Led by Artistic Director and cellist Clarice Jensen, ACME is dedicated to the performance of masterworks from the 20th and 21st centuries. NPR calls them "contemporary music dynamos,” and The New York Times describes ACME’s performances as “vital,” “brilliant,” and “electrifying.” ACME was honored by ASCAP during its 10th anniversary season in 2015 for the “virtuosity, passion, and commitment with which it performs and champions American composers.” ACME has performed at leading international venues including Carnegie Hall, The Metropolitan Museum of Art, (Le) Poisson Rouget, Columbia University's Miller Theatre, Washington Performing Arts, UCLA's Royce Hall, Stanford Live, Constellation Chicago, Chicago’s Millennium Park, Krannert Center for the Performing Arts, Jordan Hall in Boston, Harvard’s Sanders Theatre, The Library of Congress in DC, and many others. ACME has recorded for Deutsche Grammophon, New World, New Amsterdam, and Butterscotch Records.


Daedalus String Quartet performs on Saturday, November 11 at 8:00 p.m. Praised by The New Yorker as “a fresh and vital young participant in what is a golden age of American string quartets,” the Daedalus Quartet has established itself as a leader among the new generation of string ensembles. Since winning the top prize in the Banff International String Quartet Competition in 2001, the Daedalus Quartet has impressed critics and listeners alike. They have performed at Carnegie Hall, Lincoln Center, the Library of Congress, the Corcoran Gallery in Washington, D.C., and Boston’s Gardner Museum, as well as on major series in Montreal, Toronto, Calgary, Winnipeg, and Vancouver. Abroad the ensemble has been heard in such famed locations as the Musikverein in Vienna, the Mozarteum in Salzburg, the Concertgebouw in Amsterdam, the Cité de la Musique in Paris, and in leading venues in Japan. The award-winning members of the Daedalus Quartet hold degrees from the Juilliard School, Curtis Institute, Cleveland Institute, and Harvard University.

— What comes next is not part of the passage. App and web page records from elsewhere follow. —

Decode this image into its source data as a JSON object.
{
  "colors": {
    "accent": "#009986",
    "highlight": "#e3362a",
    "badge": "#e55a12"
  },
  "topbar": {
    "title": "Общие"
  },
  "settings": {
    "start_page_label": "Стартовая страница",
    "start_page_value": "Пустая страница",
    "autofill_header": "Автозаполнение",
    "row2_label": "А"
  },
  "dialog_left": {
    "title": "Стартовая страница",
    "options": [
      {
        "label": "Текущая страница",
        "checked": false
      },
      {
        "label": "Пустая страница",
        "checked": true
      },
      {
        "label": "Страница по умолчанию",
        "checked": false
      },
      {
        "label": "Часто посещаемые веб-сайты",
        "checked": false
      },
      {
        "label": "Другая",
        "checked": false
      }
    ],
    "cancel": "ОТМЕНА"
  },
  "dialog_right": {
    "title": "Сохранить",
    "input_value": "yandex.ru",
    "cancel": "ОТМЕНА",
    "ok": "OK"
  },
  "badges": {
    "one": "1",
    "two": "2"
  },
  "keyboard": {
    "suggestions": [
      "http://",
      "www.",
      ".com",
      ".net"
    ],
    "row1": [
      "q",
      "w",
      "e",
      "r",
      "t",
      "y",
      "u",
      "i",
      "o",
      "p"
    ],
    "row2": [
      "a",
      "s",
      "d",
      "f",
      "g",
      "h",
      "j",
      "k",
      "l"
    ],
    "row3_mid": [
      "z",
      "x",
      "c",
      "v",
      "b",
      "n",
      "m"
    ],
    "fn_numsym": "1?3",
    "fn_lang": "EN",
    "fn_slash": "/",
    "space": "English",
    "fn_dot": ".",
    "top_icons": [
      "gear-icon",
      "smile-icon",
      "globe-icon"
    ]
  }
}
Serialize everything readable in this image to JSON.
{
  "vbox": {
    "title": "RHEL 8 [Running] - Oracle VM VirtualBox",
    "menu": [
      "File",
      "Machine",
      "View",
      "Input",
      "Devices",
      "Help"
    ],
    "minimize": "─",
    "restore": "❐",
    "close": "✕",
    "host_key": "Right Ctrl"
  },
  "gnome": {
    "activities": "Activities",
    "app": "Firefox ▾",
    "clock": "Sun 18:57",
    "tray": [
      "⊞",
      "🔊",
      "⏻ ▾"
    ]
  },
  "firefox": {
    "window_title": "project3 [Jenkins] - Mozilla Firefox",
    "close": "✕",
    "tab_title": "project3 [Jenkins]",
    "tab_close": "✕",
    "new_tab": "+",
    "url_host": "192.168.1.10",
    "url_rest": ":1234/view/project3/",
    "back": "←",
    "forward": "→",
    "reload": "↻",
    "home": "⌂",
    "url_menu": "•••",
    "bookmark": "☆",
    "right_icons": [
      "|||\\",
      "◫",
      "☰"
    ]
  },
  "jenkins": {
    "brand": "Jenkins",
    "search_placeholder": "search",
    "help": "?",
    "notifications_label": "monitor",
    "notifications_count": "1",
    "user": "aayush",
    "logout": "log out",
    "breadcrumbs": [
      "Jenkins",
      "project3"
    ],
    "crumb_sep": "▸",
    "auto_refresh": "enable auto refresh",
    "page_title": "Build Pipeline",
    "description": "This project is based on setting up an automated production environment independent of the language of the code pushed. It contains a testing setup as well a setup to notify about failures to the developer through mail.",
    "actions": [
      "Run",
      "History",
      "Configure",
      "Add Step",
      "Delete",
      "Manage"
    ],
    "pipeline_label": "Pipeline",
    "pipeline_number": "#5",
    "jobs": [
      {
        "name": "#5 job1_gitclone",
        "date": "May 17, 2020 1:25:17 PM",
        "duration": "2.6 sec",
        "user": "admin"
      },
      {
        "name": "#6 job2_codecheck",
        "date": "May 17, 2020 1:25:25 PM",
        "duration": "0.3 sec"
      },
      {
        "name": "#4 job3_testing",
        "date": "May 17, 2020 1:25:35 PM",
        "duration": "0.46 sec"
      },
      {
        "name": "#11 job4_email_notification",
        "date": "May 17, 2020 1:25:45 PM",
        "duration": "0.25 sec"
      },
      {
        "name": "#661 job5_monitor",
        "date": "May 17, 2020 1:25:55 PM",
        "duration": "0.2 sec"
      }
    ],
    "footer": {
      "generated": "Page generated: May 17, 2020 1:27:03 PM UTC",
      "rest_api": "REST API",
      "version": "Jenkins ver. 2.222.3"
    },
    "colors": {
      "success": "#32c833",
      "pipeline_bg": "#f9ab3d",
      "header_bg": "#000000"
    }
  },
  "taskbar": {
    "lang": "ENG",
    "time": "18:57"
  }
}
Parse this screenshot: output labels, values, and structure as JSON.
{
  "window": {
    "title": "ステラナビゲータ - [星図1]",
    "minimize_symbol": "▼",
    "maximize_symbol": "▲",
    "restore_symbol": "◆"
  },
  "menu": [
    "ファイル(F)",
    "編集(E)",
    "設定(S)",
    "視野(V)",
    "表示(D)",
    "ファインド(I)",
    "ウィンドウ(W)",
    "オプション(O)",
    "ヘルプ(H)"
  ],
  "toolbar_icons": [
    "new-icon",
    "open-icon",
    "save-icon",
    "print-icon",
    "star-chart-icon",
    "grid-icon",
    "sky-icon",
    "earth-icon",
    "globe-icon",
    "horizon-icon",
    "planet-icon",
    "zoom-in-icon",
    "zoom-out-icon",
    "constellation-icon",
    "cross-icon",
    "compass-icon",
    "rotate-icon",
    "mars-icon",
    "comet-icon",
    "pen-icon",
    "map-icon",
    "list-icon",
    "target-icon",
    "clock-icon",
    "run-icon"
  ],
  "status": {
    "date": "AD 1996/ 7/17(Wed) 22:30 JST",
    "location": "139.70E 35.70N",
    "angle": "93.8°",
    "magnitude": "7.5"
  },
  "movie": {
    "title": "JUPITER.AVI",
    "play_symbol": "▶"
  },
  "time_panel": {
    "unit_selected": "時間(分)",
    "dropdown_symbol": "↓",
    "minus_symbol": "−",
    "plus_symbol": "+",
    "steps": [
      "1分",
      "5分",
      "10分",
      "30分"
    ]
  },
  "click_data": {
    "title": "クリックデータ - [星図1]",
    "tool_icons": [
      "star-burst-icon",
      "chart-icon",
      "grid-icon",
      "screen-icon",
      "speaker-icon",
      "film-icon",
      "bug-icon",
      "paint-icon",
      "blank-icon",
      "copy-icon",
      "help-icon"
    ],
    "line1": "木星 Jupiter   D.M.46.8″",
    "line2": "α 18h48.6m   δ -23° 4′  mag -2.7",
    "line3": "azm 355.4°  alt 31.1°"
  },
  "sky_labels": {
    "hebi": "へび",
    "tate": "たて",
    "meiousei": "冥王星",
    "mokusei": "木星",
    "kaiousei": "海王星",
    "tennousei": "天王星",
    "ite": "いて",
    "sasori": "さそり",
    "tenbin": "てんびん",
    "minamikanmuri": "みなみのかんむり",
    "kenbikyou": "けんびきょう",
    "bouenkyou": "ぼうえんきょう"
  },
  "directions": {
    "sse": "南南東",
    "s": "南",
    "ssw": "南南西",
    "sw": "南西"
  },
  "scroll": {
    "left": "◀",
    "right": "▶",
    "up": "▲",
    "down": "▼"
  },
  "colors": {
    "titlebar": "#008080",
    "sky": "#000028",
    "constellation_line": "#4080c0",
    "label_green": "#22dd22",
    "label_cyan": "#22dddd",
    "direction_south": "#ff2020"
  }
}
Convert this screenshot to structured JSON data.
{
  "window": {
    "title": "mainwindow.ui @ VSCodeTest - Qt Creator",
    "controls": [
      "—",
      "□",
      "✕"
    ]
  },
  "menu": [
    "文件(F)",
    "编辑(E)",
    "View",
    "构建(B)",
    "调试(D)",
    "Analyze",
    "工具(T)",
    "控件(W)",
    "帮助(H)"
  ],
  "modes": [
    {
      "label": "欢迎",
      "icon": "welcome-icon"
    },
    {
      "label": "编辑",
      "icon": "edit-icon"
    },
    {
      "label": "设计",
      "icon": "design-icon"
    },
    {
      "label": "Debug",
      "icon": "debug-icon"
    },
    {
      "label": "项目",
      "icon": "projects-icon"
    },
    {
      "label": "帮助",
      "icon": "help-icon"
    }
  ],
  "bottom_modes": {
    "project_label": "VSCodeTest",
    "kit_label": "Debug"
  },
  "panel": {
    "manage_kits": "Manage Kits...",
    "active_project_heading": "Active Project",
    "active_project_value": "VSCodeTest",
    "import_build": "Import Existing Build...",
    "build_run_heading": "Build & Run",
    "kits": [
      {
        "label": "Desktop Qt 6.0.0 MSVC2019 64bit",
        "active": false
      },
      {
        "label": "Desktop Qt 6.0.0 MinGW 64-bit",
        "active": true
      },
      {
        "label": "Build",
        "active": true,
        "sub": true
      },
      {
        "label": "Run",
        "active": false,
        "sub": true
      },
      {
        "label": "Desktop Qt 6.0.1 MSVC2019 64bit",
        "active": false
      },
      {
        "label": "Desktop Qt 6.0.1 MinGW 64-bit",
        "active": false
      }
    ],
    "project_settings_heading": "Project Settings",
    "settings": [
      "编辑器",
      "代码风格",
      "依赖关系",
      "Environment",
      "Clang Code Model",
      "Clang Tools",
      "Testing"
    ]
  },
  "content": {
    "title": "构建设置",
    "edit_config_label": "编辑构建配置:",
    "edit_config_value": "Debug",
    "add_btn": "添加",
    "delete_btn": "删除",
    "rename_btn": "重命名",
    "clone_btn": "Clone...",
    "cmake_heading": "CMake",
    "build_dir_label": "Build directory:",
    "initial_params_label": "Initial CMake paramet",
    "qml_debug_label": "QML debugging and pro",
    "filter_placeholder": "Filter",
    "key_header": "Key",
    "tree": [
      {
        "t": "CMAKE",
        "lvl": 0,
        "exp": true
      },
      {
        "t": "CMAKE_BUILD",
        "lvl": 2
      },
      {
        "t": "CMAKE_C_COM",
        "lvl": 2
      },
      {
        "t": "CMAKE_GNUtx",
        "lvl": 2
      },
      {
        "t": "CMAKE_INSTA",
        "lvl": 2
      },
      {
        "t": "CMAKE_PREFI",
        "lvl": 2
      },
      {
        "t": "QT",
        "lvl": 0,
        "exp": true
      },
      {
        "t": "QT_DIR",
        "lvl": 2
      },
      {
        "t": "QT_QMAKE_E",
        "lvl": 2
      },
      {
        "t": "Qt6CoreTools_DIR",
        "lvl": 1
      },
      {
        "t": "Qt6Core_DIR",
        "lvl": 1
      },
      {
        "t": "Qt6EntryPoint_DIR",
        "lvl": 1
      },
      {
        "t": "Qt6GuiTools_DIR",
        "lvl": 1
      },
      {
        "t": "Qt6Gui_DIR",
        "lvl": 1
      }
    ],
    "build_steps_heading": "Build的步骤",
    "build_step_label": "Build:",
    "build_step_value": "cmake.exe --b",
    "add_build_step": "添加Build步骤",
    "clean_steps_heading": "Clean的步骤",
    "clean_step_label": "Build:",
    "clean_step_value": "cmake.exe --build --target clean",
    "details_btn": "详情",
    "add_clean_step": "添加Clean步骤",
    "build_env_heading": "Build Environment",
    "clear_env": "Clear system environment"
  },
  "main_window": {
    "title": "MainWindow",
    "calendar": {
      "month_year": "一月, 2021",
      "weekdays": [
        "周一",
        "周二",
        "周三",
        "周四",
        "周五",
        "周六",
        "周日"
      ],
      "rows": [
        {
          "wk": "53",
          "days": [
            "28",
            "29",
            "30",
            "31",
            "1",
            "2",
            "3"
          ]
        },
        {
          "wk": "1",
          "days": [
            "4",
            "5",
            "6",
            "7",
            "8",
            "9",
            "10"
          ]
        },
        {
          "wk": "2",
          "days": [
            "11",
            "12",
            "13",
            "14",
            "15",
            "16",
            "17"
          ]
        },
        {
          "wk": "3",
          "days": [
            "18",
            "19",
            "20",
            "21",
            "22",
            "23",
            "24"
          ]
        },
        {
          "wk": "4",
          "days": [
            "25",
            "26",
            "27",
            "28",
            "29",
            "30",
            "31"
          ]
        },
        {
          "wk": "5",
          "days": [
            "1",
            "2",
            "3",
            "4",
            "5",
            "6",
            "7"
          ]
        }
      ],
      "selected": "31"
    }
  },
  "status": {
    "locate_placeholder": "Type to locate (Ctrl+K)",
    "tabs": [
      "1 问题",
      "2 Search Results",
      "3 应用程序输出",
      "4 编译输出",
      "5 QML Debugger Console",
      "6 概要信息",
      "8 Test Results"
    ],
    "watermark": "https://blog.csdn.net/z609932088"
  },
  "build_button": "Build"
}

The Festival closes on Sunday, November 12 with a performance by pianist Gil Kalish at 8:00 p.m. Kalish's profound influence on the musical community as educator and as pianist has established him as a major figure in American music making. He was the pianist of the Boston Symphony Chamber Players for thirty years and was a founding member of the Contemporary Chamber Ensemble, a group devoted to new music that flourished during the 1960s and 1970s. He is a frequent guest artist with many of the world’s most distinguished chamber ensembles and is an Artist of the Chamber Music Society of Lincoln Center. From 1969 to 1997, he was a faculty member at the Tanglewood Music Center, serving as Chair of the Faculty from 1985 to 1997. In 1995, he was presented with the Paul Fromm Award by the University of Chicago Music Department for distinguished service to the music of our time. In January 2002, he was the recipient of Chamber Music America’s Service Award for his exceptional contributions in the field of chamber music, and, most recently, he was awarded the George Peabody Medal for outstanding contributions to music in the United States.